A study, published in Nature Communications, reported that, out of 49 World Heritage Sites located on low-lying Mediterranean coasts, 37 of them face the risk of damage from floods and 42 of them face the risk from coastal erosion due to the constant sea-level rise. Flood risk may rise by 50% and erosion by 13% across the Mediterranean, with risks at some individual sites considerably higher.
Approximately one third of these World Heritage Sites are located in Italy. Namely, 15 of these World Heritage Sites are located in Italy, 7 in Croatia, 4 in Greece and 4 in Tunisia as well, according to phys.org.

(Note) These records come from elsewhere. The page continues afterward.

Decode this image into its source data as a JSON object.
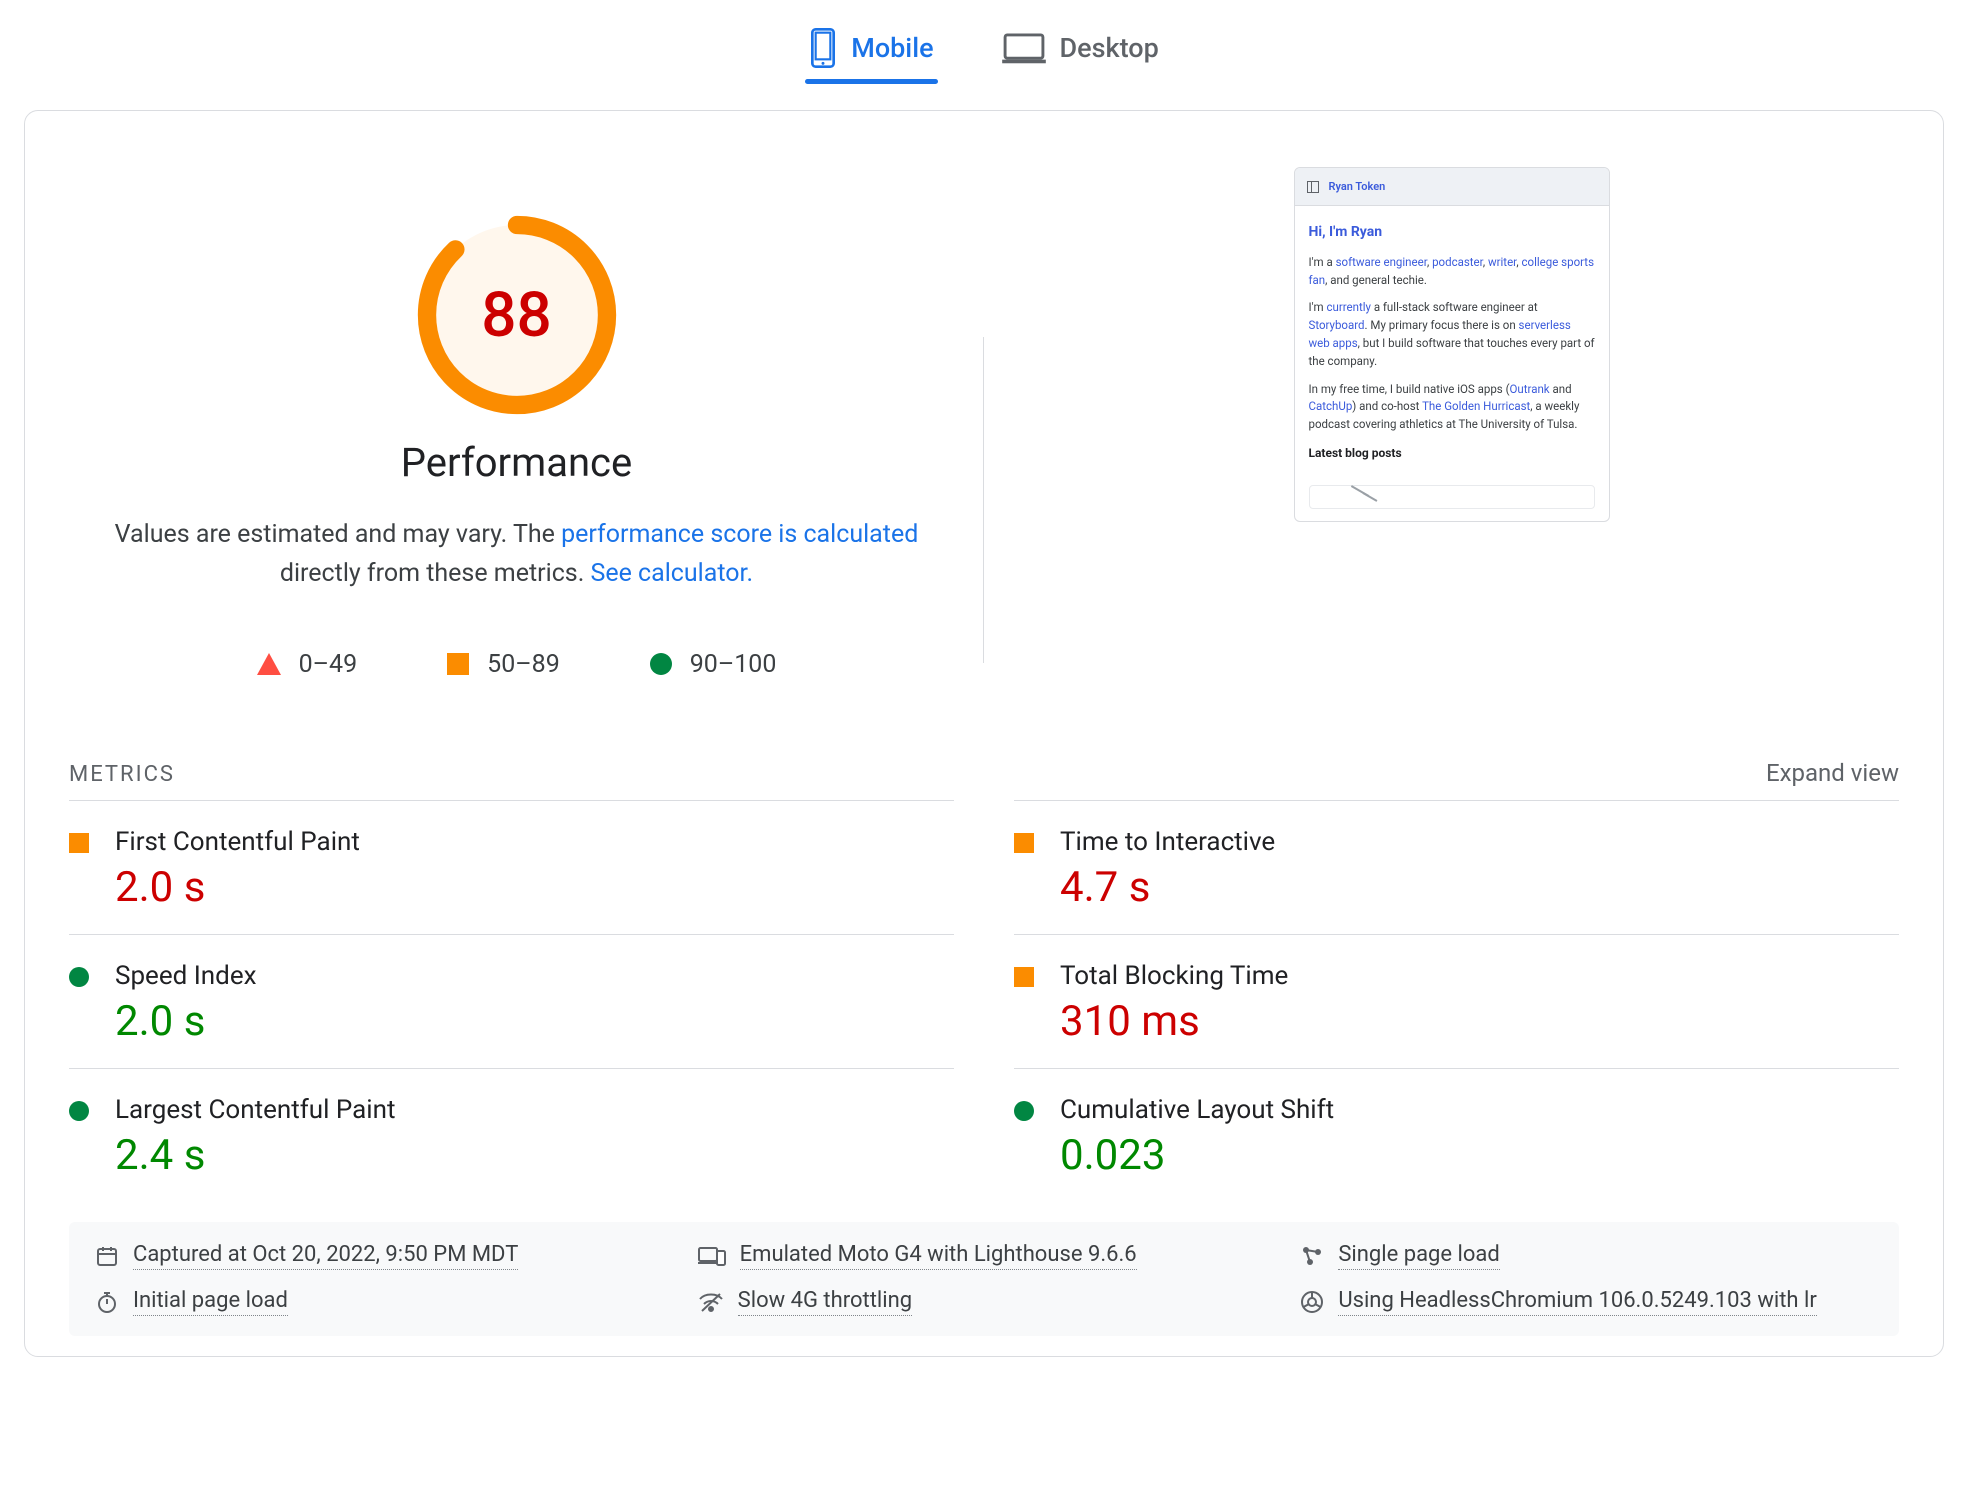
{
  "tabs": {
    "mobile": "Mobile",
    "desktop": "Desktop"
  },
  "score": {
    "value": "88",
    "title": "Performance",
    "desc1": "Values are estimated and may vary. The ",
    "link1": "performance score is calculated",
    "desc2": " directly from these metrics. ",
    "link2": "See calculator."
  },
  "legend": {
    "r0": "0–49",
    "r1": "50–89",
    "r2": "90–100"
  },
  "preview": {
    "author": "Ryan Token",
    "greeting": "Hi, I'm Ryan",
    "p1a": "I'm a ",
    "p1_link1": "software engineer",
    "p1_sep1": ", ",
    "p1_link2": "podcaster",
    "p1_sep2": ", ",
    "p1_link3": "writer",
    "p1_sep3": ", ",
    "p1_link4": "college sports fan",
    "p1b": ", and general techie.",
    "p2a": "I'm ",
    "p2_link1": "currently",
    "p2b": " a full-stack software engineer at ",
    "p2_link2": "Storyboard",
    "p2c": ". My primary focus there is on ",
    "p2_link3": "serverless web apps",
    "p2d": ", but I build software that touches every part of the company.",
    "p3a": "In my free time, I build native iOS apps (",
    "p3_link1": "Outrank",
    "p3_sep1": " and ",
    "p3_link2": "CatchUp",
    "p3b": ") and co-host ",
    "p3_link3": "The Golden Hurricast",
    "p3c": ", a weekly podcast covering athletics at The University of Tulsa.",
    "latest": "Latest blog posts"
  },
  "metrics_header": {
    "title": "METRICS",
    "expand": "Expand view"
  },
  "metrics": {
    "fcp_name": "First Contentful Paint",
    "fcp_val": "2.0 s",
    "si_name": "Speed Index",
    "si_val": "2.0 s",
    "lcp_name": "Largest Contentful Paint",
    "lcp_val": "2.4 s",
    "tti_name": "Time to Interactive",
    "tti_val": "4.7 s",
    "tbt_name": "Total Blocking Time",
    "tbt_val": "310 ms",
    "cls_name": "Cumulative Layout Shift",
    "cls_val": "0.023"
  },
  "env": {
    "captured": "Captured at Oct 20, 2022, 9:50 PM MDT",
    "emulated": "Emulated Moto G4 with Lighthouse 9.6.6",
    "single": "Single page load",
    "initial": "Initial page load",
    "slow4g": "Slow 4G throttling",
    "chrome": "Using HeadlessChromium 106.0.5249.103 with lr"
  },
  "chart_data": {
    "type": "bar",
    "title": "Performance",
    "categories": [
      "Performance score"
    ],
    "values": [
      88
    ],
    "ylim": [
      0,
      100
    ],
    "legend_ranges": [
      {
        "range": "0–49",
        "status": "fail"
      },
      {
        "range": "50–89",
        "status": "average"
      },
      {
        "range": "90–100",
        "status": "pass"
      }
    ],
    "metrics": [
      {
        "name": "First Contentful Paint",
        "value": 2.0,
        "unit": "s",
        "status": "average"
      },
      {
        "name": "Speed Index",
        "value": 2.0,
        "unit": "s",
        "status": "pass"
      },
      {
        "name": "Largest Contentful Paint",
        "value": 2.4,
        "unit": "s",
        "status": "pass"
      },
      {
        "name": "Time to Interactive",
        "value": 4.7,
        "unit": "s",
        "status": "average"
      },
      {
        "name": "Total Blocking Time",
        "value": 310,
        "unit": "ms",
        "status": "average"
      },
      {
        "name": "Cumulative Layout Shift",
        "value": 0.023,
        "unit": "",
        "status": "pass"
      }
    ]
  }
}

In particular, the City of Vicenza, the tower of Pisa, the medieval city of Rhodes, Delos, historic areas of Istanbul and many other UNESCO World Heritage sites are located in the Low Elevation Coastal Zone (LECZ) of the Mediterranean and they are deeply threatened by rising sea levels. In most instances, only certain parts of the World Heritage Sites (on average 35%) fall into the LECZ but five sites are fully located in the LECZ.
The sites most at risk from coastal erosion include Tyre in Lebanon, the Archaeological Ensemble of Tarraco in Spain, and Ephesus in Turkey. The Early Christian Monuments of Ravenna and the Cathedral of St. James in Sibenik could be relocated, but doing so would compromise what the UNESCO calls their “outstanding universal value”.
The study suggests that the results can therefore support adaptation planning at different spatial scales:
- At the national scale, especially in countries with a large number of WHS at risk such as Croatia, Greece, Italy and Tunisia.
- At the EU scale, as, for example, regulated under the EU Floods Directive.
- At the basin scale, as prescribed under the Barcelona Convention, which is the basis for the Mediterranean Action Plan and the Protocol on Integrated Coastal Zone Management (ICZM) in the Mediterranean.
In August, the American Meteorological Society reported that the sea level last year was the highest annual average since 1993 and that the sea level has increased for the sixth consecutive year. The Intergovernmental Panel on Climate Change (IPCC) will publish new estimates about the sea level in September 2019, but even under the most optimistic scenarios for reducing greenhouse gases, sea levels will continue to rise.
Lena Reimann, Athanasios T. Vafeidis, Sally Brown, Jochen Hinkel and Richard S. J. Tol of Kiel University were the researchers who published the study.